What makes a city livable? Quality transportation surely is part of it. Just as certainly are parks and recreational areas. The city of Bellevue, located in Washington State, is adding to a lengthy trail, known as the Mountains to Sound Greenway Trail and making their city more livable.
The Mountains to Sound Greenway Trail is a regional trail that runs over 100 miles. It starts in Seattle and ends in Ellensburg, Washington. Planners, who first envisioned the trail in 1990, had a goal of creating a way for a walker or bicyclist to travel on safe, enjoyable, non-motorized trails connecting Puget Sound urban areas, the Cascade Mountains, and Central Washington State.
Upon completion of construction of the 3.6 miles of trail in Bellevue, the trail will connect with two other segments so that it will go completely through the city. Bellevue sees it as an opportunity to improve the quality of life for residents and visitors alike.

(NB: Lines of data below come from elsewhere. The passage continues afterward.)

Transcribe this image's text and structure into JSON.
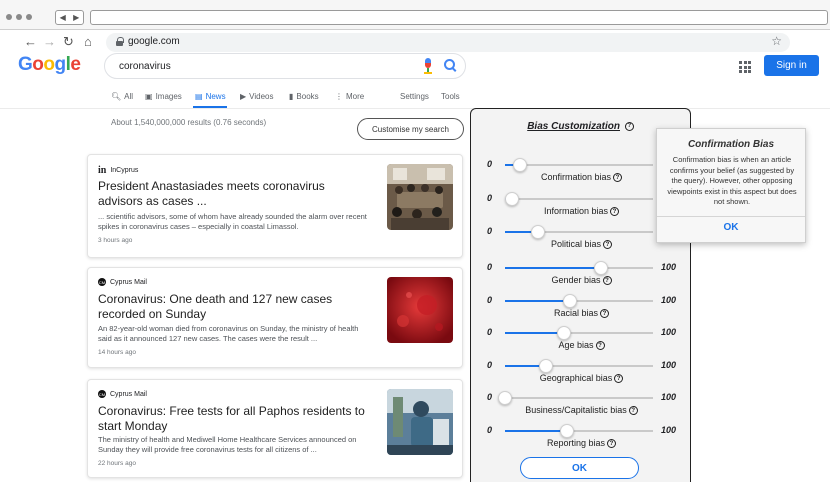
{
  "browser": {
    "url": "google.com"
  },
  "google": {
    "logo": [
      "G",
      "o",
      "o",
      "g",
      "l",
      "e"
    ],
    "query": "coronavirus",
    "sign_in": "Sign in",
    "tabs": [
      "All",
      "Images",
      "News",
      "Videos",
      "Books",
      "More",
      "Settings",
      "Tools"
    ],
    "active_tab": "News",
    "result_stats": "About 1,540,000,000 results (0.76 seconds)",
    "customise_button": "Customise my search"
  },
  "results": [
    {
      "source": "InCyprus",
      "source_logo": "in",
      "headline": "President Anastasiades meets coronavirus advisors as cases ...",
      "snippet": "... scientific advisors, some of whom have already sounded the alarm over recent spikes in coronavirus cases – especially in coastal Limassol.",
      "time": "3 hours ago"
    },
    {
      "source": "Cyprus Mail",
      "source_logo": "CM",
      "headline": "Coronavirus: One death and 127 new cases recorded on Sunday",
      "snippet": "An 82-year-old woman died from coronavirus on Sunday, the ministry of health said as it announced 127 new cases. The cases were the result ...",
      "time": "14 hours ago"
    },
    {
      "source": "Cyprus Mail",
      "source_logo": "CM",
      "headline": "Coronavirus: Free tests for all Paphos residents to start Monday",
      "snippet": "The ministry of health and Mediwell Home Healthcare Services announced on Sunday they will provide free coronavirus tests for all citizens of ...",
      "time": "22 hours ago"
    }
  ],
  "bias_panel": {
    "title": "Bias Customization",
    "help_glyph": "?",
    "ok": "OK",
    "sliders": [
      {
        "label": "Confirmation bias",
        "min": "0",
        "max": "100",
        "value": 10
      },
      {
        "label": "Information bias",
        "min": "0",
        "max": "100",
        "value": 5
      },
      {
        "label": "Political bias",
        "min": "0",
        "max": "100",
        "value": 22
      },
      {
        "label": "Gender bias",
        "min": "0",
        "max": "100",
        "value": 65
      },
      {
        "label": "Racial bias",
        "min": "0",
        "max": "100",
        "value": 44
      },
      {
        "label": "Age bias",
        "min": "0",
        "max": "100",
        "value": 40
      },
      {
        "label": "Geographical bias",
        "min": "0",
        "max": "100",
        "value": 28
      },
      {
        "label": "Business/Capitalistic bias",
        "min": "0",
        "max": "100",
        "value": 0
      },
      {
        "label": "Reporting bias",
        "min": "0",
        "max": "100",
        "value": 42
      }
    ]
  },
  "tooltip": {
    "title": "Confirmation Bias",
    "body": "Confirmation bias is when an article confirms your belief (as suggested by the query). However, other opposing viewpoints exist in this aspect but does not shown.",
    "ok": "OK"
  },
  "colors": {
    "accent": "#1a73e8",
    "panel_bg": "#f3f3f3"
  }
}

Part of the 12-foot-wide multi-use trail will run parallel to Interstate 90. In addition to trail work, the project includes adding one lane of storage capacity on an off-ramp of I-90. Currently, the area around the off-ramp experiences lengthy back-ups as three lanes feed into one resulting in cars getting stopped along the highway and slowing down traffic that is continuing along the interstate.

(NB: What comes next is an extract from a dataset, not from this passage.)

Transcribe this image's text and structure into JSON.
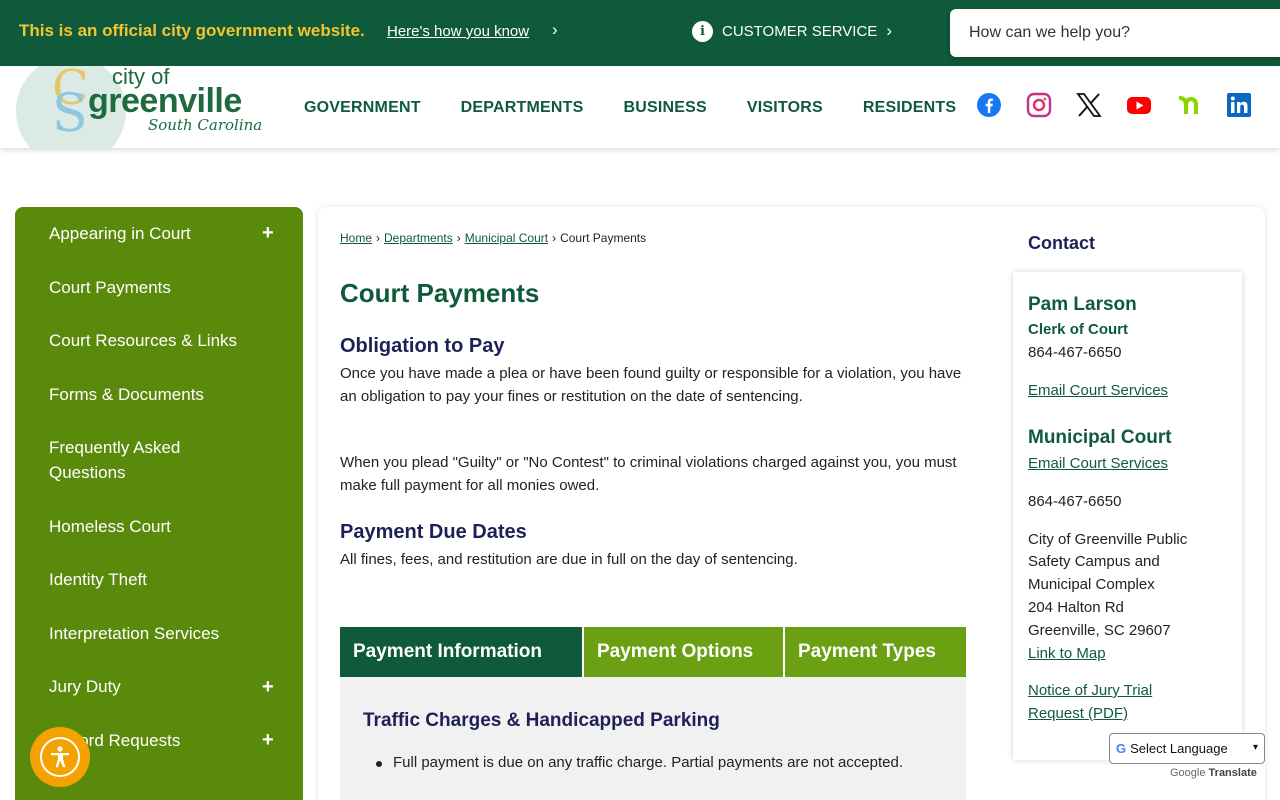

“This adds one additional lane to the off-ramp, so there’s a place to store vehicles,” says Chris Masek, who works for the city of Bellevue Transportation Department and is serving as the Project Manager on the project. “We expect this to improve safety.” Masek emphasizes the widening is only for part of the off ramp.

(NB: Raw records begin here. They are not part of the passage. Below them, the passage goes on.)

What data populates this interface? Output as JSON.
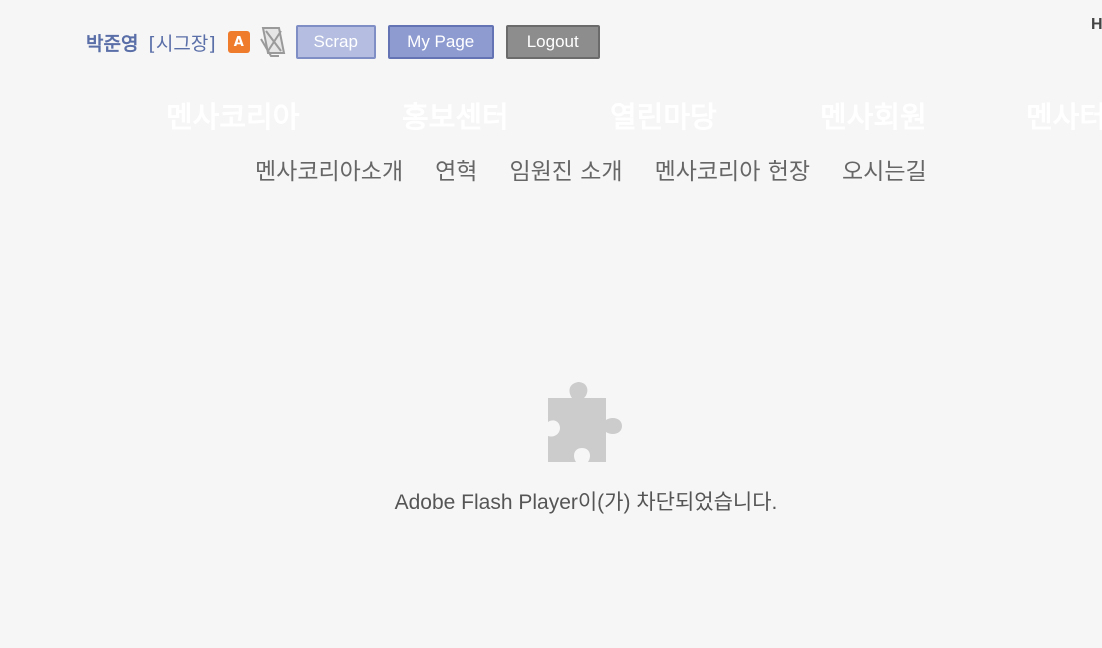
{
  "user": {
    "name": "박준영",
    "level": "[시그장]",
    "badge": "A"
  },
  "buttons": {
    "scrap": "Scrap",
    "mypage": "My Page",
    "logout": "Logout"
  },
  "corner_text": "H",
  "main_nav": [
    {
      "label": "멘사코리아"
    },
    {
      "label": "홍보센터"
    },
    {
      "label": "열린마당"
    },
    {
      "label": "멘사회원"
    },
    {
      "label": "멘사터"
    }
  ],
  "sub_nav": [
    {
      "label": "멘사코리아소개"
    },
    {
      "label": "연혁"
    },
    {
      "label": "임원진 소개"
    },
    {
      "label": "멘사코리아 헌장"
    },
    {
      "label": "오시는길"
    }
  ],
  "flash": {
    "message": "Adobe Flash Player이(가) 차단되었습니다.",
    "icon": "puzzle-piece-icon"
  },
  "colors": {
    "background": "#f6f6f6",
    "user_text": "#5a6fa8",
    "badge": "#ef7b2c",
    "plugin_icon": "#cccccc"
  }
}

As part of the first phase of the project, over half a mile of the trail will be added. When plans are further developed and funds become available, the trail will continue east and close the 3.6-mile gap. This phase of the construction includes a short flyover bridge (about a tenth of a mile) and a standard concrete girder bridge that, like the rest of the trail, will be 12 feet wide. Masek notes the bridge will provide safe and efficient travel for bicyclists and walkers bypassing the busy I-90 ramp/SE 36 Street/Factoria Boulevard Intersection.
Masek notes that due to high traffic volumes, no lane closures can be made on the off-ramp during daytime hours. To the south are businesses including the T-Mobile headquarters, and to the north is Woodridge residential area. Although work takes place 24 hours a day, the team faces restricted work hours for ramp closure so they need to be strategic in when they work. “All work on the west side of the project has to happen at night, which involves lane closures while work on the east side occurs during the day,” says Masek.
The high-traffic area also has a limited workspace. This has impacted the equipment used on the project. An 8-foot oscillator was used for shaft construction due to its lack of impact/vibration to the ground while operating adjacent to sensitive structures and existing utilities.
Schedule, Delivery and Financing
The design delivery model for this project was unique for Bellevue. They used a combination of city design personnel and outside consultants. “We usually do all in-house or consultants for design work rather than splitting it up,” says Masek. “However, we don’t have structural sources in-house needed for the structural design elements of the project.” The city team does not typically take on larger projects, like this one for in-house design.
Construction began in October 2019 and the project must be complete by the end of 2020. This tight deadline is due to a widening project planned by the state of Washington that includes a ramp that is adjacent to this project. Again, space is extremely constrained in the area so having two projects happening concurrently is not feasible.
The project is currently on schedule. Masek credits the team for staying ahead of issues that come up and making sure that they get resolved quickly so that they don’t impact the critical path of the project construction schedule.
Early in construction, the team ran into some issues related to identifying utilities, and this caused a slowdown. An example is a gas main that was not correctly located. In order to catch up, the contractor did some unique things such as drilling shafts on Sunday nights in order to accelerate part of the schedule.
Something that has helped keep the project moving was a thorough geotechnical investigation and well-designed plans. “Borings completed in design were deep enough to get a good representation of what we would find when work began,” says Masek.
Construction of the project is budgeted for $19.5 million. A majority of the tab is being picked up by the state ($14 million) while the city is picking up the remaining $5.5 million. “We’re on budget, and that’s a credit to the contractor and the city working together to quickly resolve issues and staying ahead issues as they come up.” says Masek.
The parts of the Mountains to Sound Greenway Trail that surround Bellevue are already well used so it’s no surprise that there’s lots of public support for the project. Masek says, “We did outreach early to get input from the community, and it was clear there was a desire of people in the area to fill in the gap.”
Soon, the first step toward filling the gap of the Mountains to Sound Greenway Trail will be completed. Residents and tourists will have more safe places for people to walk and bike. In addition, commuters will enjoy a safer, smoother ride and fewer backups. A number of the ingredients of a livable city are being met.